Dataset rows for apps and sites
• • • • • • •

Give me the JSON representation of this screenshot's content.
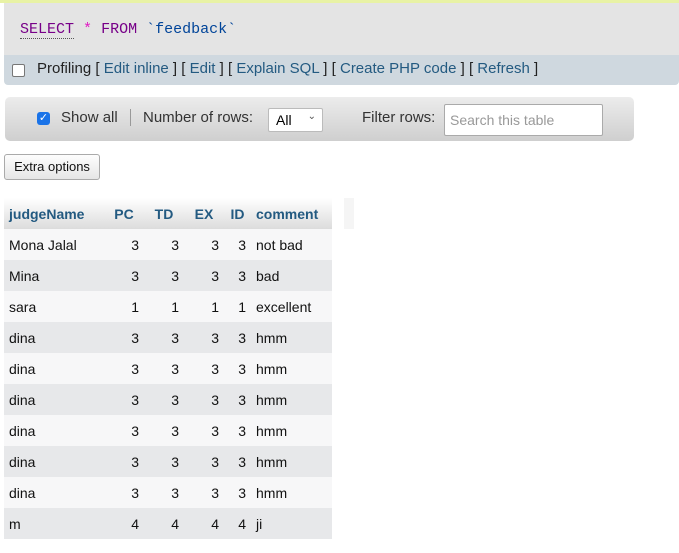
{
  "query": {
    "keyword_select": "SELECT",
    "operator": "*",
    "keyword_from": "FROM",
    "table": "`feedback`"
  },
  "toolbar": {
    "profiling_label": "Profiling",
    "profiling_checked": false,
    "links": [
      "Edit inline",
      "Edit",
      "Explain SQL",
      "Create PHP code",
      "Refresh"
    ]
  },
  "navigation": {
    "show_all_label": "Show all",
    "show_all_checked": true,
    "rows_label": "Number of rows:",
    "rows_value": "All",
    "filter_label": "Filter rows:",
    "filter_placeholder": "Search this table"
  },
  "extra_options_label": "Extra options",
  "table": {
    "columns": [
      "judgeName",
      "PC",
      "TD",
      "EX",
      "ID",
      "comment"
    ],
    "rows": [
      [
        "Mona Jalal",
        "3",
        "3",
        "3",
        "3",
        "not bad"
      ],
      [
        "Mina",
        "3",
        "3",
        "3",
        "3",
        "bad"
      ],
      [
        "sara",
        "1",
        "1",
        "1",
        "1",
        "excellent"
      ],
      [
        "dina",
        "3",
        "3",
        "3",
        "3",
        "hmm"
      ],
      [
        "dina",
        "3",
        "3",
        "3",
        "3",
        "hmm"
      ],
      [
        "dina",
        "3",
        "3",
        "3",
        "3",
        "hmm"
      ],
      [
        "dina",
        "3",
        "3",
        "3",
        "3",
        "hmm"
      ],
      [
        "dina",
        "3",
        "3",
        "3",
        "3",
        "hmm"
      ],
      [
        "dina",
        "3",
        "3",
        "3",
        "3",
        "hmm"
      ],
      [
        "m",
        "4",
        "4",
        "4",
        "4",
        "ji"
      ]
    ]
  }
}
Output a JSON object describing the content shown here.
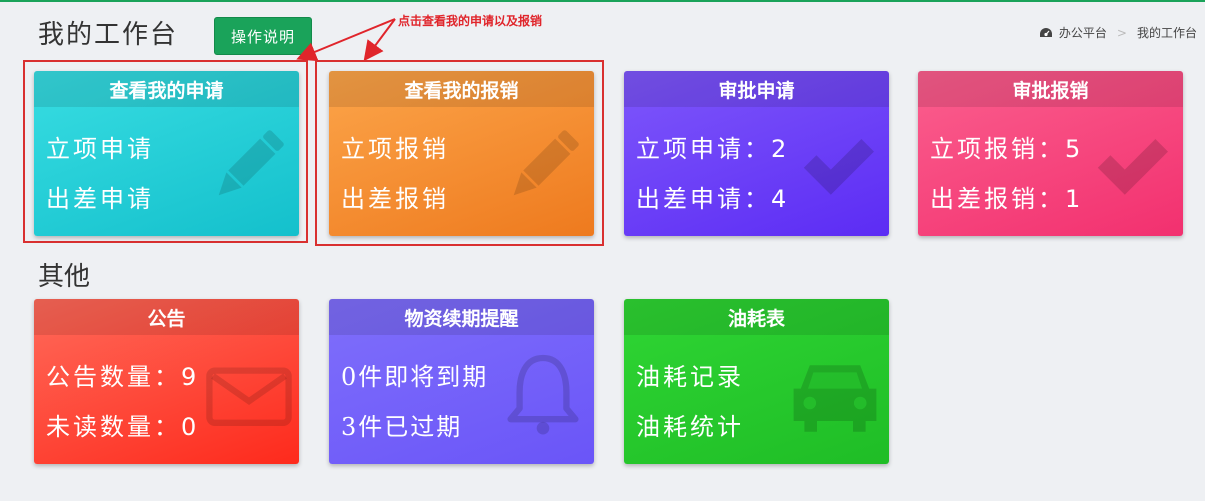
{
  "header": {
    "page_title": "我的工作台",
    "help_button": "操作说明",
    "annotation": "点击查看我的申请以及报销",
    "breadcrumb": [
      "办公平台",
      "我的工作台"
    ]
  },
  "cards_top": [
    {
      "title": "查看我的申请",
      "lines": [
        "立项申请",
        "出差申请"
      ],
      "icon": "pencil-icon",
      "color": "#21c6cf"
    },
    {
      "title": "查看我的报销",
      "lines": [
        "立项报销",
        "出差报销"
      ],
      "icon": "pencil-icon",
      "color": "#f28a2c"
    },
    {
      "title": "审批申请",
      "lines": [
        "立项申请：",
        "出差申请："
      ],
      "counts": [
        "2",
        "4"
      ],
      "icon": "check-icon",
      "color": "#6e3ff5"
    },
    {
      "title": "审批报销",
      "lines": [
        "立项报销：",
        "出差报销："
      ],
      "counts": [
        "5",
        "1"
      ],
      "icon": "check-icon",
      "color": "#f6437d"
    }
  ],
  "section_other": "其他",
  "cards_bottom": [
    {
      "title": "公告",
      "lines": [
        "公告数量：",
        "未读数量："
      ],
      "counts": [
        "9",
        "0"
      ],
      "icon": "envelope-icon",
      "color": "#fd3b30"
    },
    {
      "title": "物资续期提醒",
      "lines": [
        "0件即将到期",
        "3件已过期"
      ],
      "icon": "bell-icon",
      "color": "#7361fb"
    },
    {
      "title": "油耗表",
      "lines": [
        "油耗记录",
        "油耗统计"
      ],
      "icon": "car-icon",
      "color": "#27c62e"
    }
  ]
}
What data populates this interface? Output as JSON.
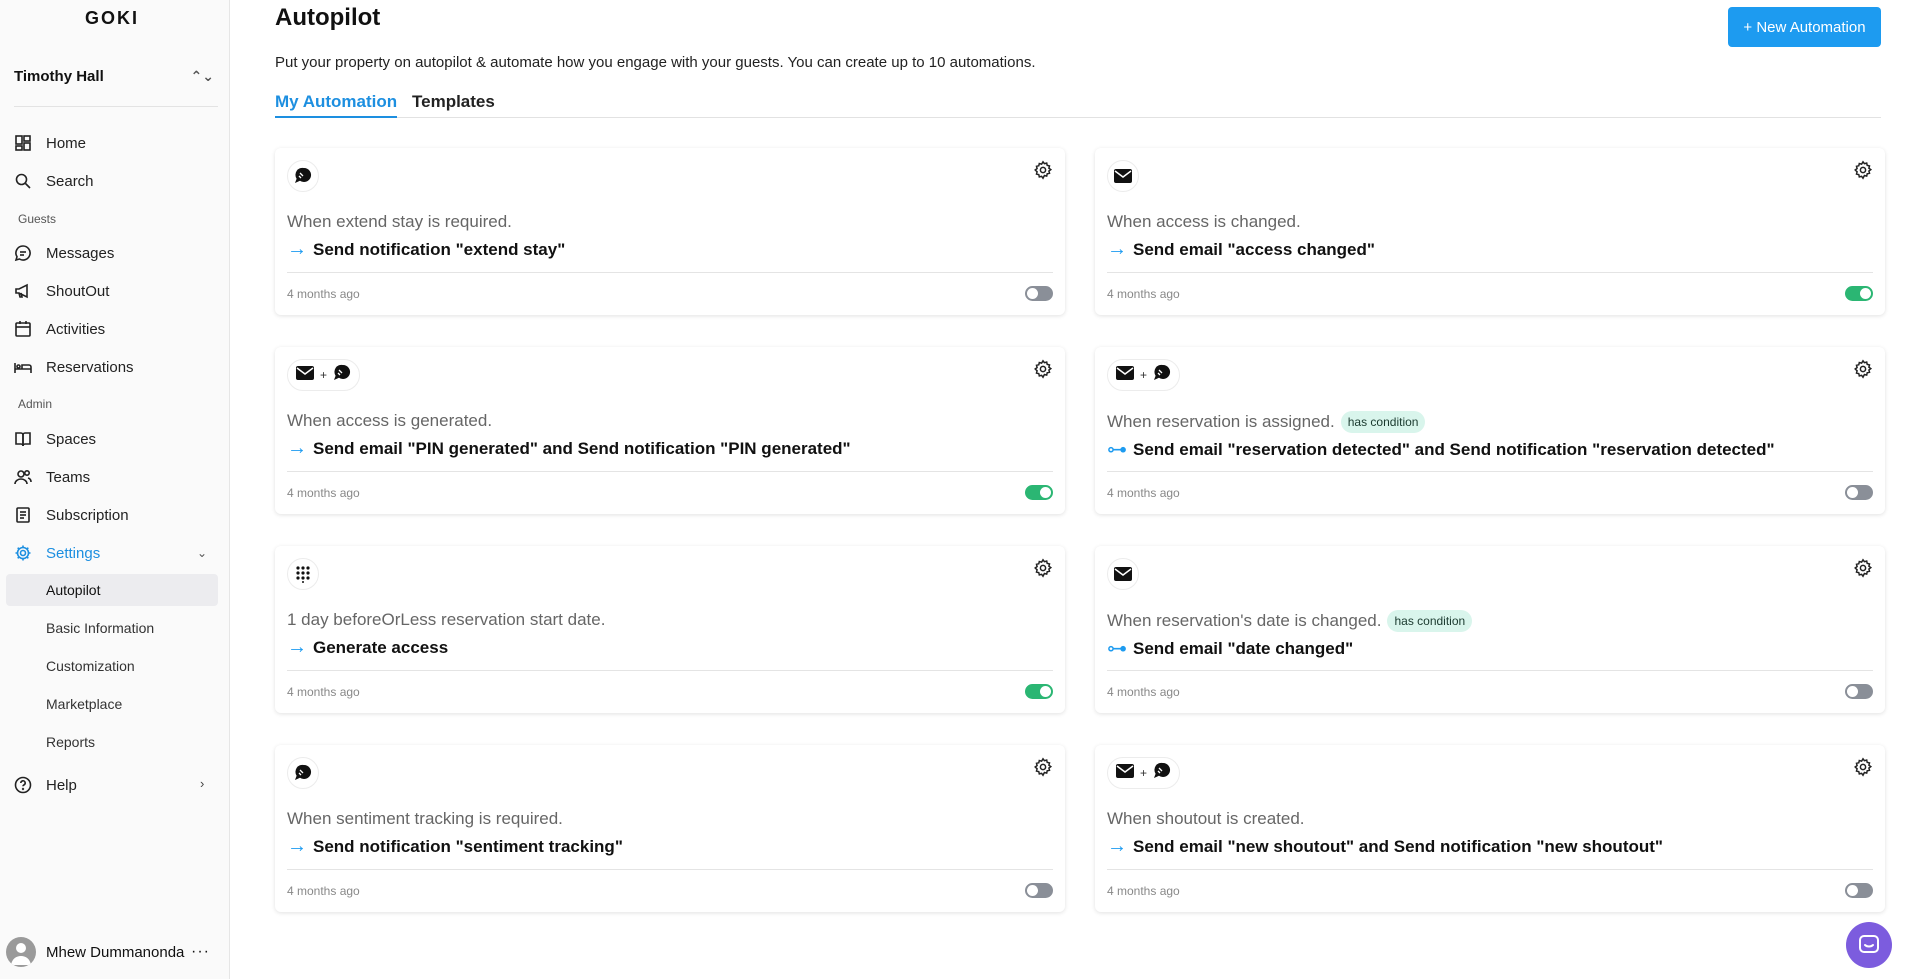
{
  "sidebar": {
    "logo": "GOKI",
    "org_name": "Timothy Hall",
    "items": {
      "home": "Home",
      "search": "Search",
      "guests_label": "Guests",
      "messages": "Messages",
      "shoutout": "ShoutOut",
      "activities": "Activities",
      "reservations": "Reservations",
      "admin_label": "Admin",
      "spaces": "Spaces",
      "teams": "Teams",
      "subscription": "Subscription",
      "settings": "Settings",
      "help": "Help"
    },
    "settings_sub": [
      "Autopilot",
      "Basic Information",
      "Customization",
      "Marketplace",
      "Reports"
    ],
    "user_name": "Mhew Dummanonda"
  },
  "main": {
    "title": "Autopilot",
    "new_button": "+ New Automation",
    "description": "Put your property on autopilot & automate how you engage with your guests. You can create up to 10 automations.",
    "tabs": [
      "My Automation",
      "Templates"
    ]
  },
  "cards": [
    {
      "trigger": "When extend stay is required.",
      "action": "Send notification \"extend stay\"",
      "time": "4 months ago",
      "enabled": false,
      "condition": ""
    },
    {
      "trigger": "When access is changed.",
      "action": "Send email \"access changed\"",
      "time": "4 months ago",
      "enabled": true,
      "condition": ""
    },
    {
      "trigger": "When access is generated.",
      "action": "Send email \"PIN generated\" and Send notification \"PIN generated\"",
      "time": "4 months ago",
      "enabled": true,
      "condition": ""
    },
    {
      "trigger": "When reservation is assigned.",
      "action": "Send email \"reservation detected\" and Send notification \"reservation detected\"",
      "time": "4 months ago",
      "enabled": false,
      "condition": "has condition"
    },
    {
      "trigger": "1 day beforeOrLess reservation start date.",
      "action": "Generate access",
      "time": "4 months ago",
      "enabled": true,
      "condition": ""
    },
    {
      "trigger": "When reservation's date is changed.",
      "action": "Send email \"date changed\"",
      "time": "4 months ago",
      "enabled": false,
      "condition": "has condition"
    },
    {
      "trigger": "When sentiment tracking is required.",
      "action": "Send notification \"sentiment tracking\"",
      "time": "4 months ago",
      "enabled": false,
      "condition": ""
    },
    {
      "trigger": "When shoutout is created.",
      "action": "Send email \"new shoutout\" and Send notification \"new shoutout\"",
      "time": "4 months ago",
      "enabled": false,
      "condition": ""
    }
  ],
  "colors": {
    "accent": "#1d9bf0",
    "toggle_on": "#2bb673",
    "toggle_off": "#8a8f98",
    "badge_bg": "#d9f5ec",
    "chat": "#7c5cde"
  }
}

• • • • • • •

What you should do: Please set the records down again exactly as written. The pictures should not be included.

Answer to this exercise:
Give me the JSON representation of this screenshot's content.
{
  "query": {
    "keyword_select": "SELECT",
    "operator": "*",
    "keyword_from": "FROM",
    "table": "`feedback`"
  },
  "toolbar": {
    "profiling_label": "Profiling",
    "profiling_checked": false,
    "links": [
      "Edit inline",
      "Edit",
      "Explain SQL",
      "Create PHP code",
      "Refresh"
    ]
  },
  "navigation": {
    "show_all_label": "Show all",
    "show_all_checked": true,
    "rows_label": "Number of rows:",
    "rows_value": "All",
    "filter_label": "Filter rows:",
    "filter_placeholder": "Search this table"
  },
  "extra_options_label": "Extra options",
  "table": {
    "columns": [
      "judgeName",
      "PC",
      "TD",
      "EX",
      "ID",
      "comment"
    ],
    "rows": [
      [
        "Mona Jalal",
        "3",
        "3",
        "3",
        "3",
        "not bad"
      ],
      [
        "Mina",
        "3",
        "3",
        "3",
        "3",
        "bad"
      ],
      [
        "sara",
        "1",
        "1",
        "1",
        "1",
        "excellent"
      ],
      [
        "dina",
        "3",
        "3",
        "3",
        "3",
        "hmm"
      ],
      [
        "dina",
        "3",
        "3",
        "3",
        "3",
        "hmm"
      ],
      [
        "dina",
        "3",
        "3",
        "3",
        "3",
        "hmm"
      ],
      [
        "dina",
        "3",
        "3",
        "3",
        "3",
        "hmm"
      ],
      [
        "dina",
        "3",
        "3",
        "3",
        "3",
        "hmm"
      ],
      [
        "dina",
        "3",
        "3",
        "3",
        "3",
        "hmm"
      ],
      [
        "m",
        "4",
        "4",
        "4",
        "4",
        "ji"
      ]
    ]
  }
}
Output a JSON object describing the content shown here.
{
  "header": {
    "page_title": "我的工作台",
    "help_button": "操作说明",
    "annotation": "点击查看我的申请以及报销",
    "breadcrumb": [
      "办公平台",
      "我的工作台"
    ]
  },
  "cards_top": [
    {
      "title": "查看我的申请",
      "lines": [
        "立项申请",
        "出差申请"
      ],
      "icon": "pencil-icon",
      "color": "#21c6cf"
    },
    {
      "title": "查看我的报销",
      "lines": [
        "立项报销",
        "出差报销"
      ],
      "icon": "pencil-icon",
      "color": "#f28a2c"
    },
    {
      "title": "审批申请",
      "lines": [
        "立项申请：",
        "出差申请："
      ],
      "counts": [
        "2",
        "4"
      ],
      "icon": "check-icon",
      "color": "#6e3ff5"
    },
    {
      "title": "审批报销",
      "lines": [
        "立项报销：",
        "出差报销："
      ],
      "counts": [
        "5",
        "1"
      ],
      "icon": "check-icon",
      "color": "#f6437d"
    }
  ],
  "section_other": "其他",
  "cards_bottom": [
    {
      "title": "公告",
      "lines": [
        "公告数量：",
        "未读数量："
      ],
      "counts": [
        "9",
        "0"
      ],
      "icon": "envelope-icon",
      "color": "#fd3b30"
    },
    {
      "title": "物资续期提醒",
      "lines": [
        "0件即将到期",
        "3件已过期"
      ],
      "icon": "bell-icon",
      "color": "#7361fb"
    },
    {
      "title": "油耗表",
      "lines": [
        "油耗记录",
        "油耗统计"
      ],
      "icon": "car-icon",
      "color": "#27c62e"
    }
  ]
}
What data populates this interface? Output as JSON.
{
  "sidebar": {
    "logo": "GOKI",
    "org_name": "Timothy Hall",
    "items": {
      "home": "Home",
      "search": "Search",
      "guests_label": "Guests",
      "messages": "Messages",
      "shoutout": "ShoutOut",
      "activities": "Activities",
      "reservations": "Reservations",
      "admin_label": "Admin",
      "spaces": "Spaces",
      "teams": "Teams",
      "subscription": "Subscription",
      "settings": "Settings",
      "help": "Help"
    },
    "settings_sub": [
      "Autopilot",
      "Basic Information",
      "Customization",
      "Marketplace",
      "Reports"
    ],
    "user_name": "Mhew Dummanonda"
  },
  "main": {
    "title": "Autopilot",
    "new_button": "+ New Automation",
    "description": "Put your property on autopilot & automate how you engage with your guests. You can create up to 10 automations.",
    "tabs": [
      "My Automation",
      "Templates"
    ]
  },
  "cards": [
    {
      "trigger": "When extend stay is required.",
      "action": "Send notification \"extend stay\"",
      "time": "4 months ago",
      "enabled": false,
      "condition": ""
    },
    {
      "trigger": "When access is changed.",
      "action": "Send email \"access changed\"",
      "time": "4 months ago",
      "enabled": true,
      "condition": ""
    },
    {
      "trigger": "When access is generated.",
      "action": "Send email \"PIN generated\" and Send notification \"PIN generated\"",
      "time": "4 months ago",
      "enabled": true,
      "condition": ""
    },
    {
      "trigger": "When reservation is assigned.",
      "action": "Send email \"reservation detected\" and Send notification \"reservation detected\"",
      "time": "4 months ago",
      "enabled": false,
      "condition": "has condition"
    },
    {
      "trigger": "1 day beforeOrLess reservation start date.",
      "action": "Generate access",
      "time": "4 months ago",
      "enabled": true,
      "condition": ""
    },
    {
      "trigger": "When reservation's date is changed.",
      "action": "Send email \"date changed\"",
      "time": "4 months ago",
      "enabled": false,
      "condition": "has condition"
    },
    {
      "trigger": "When sentiment tracking is required.",
      "action": "Send notification \"sentiment tracking\"",
      "time": "4 months ago",
      "enabled": false,
      "condition": ""
    },
    {
      "trigger": "When shoutout is created.",
      "action": "Send email \"new shoutout\" and Send notification \"new shoutout\"",
      "time": "4 months ago",
      "enabled": false,
      "condition": ""
    }
  ],
  "colors": {
    "accent": "#1d9bf0",
    "toggle_on": "#2bb673",
    "toggle_off": "#8a8f98",
    "badge_bg": "#d9f5ec",
    "chat": "#7c5cde"
  }
}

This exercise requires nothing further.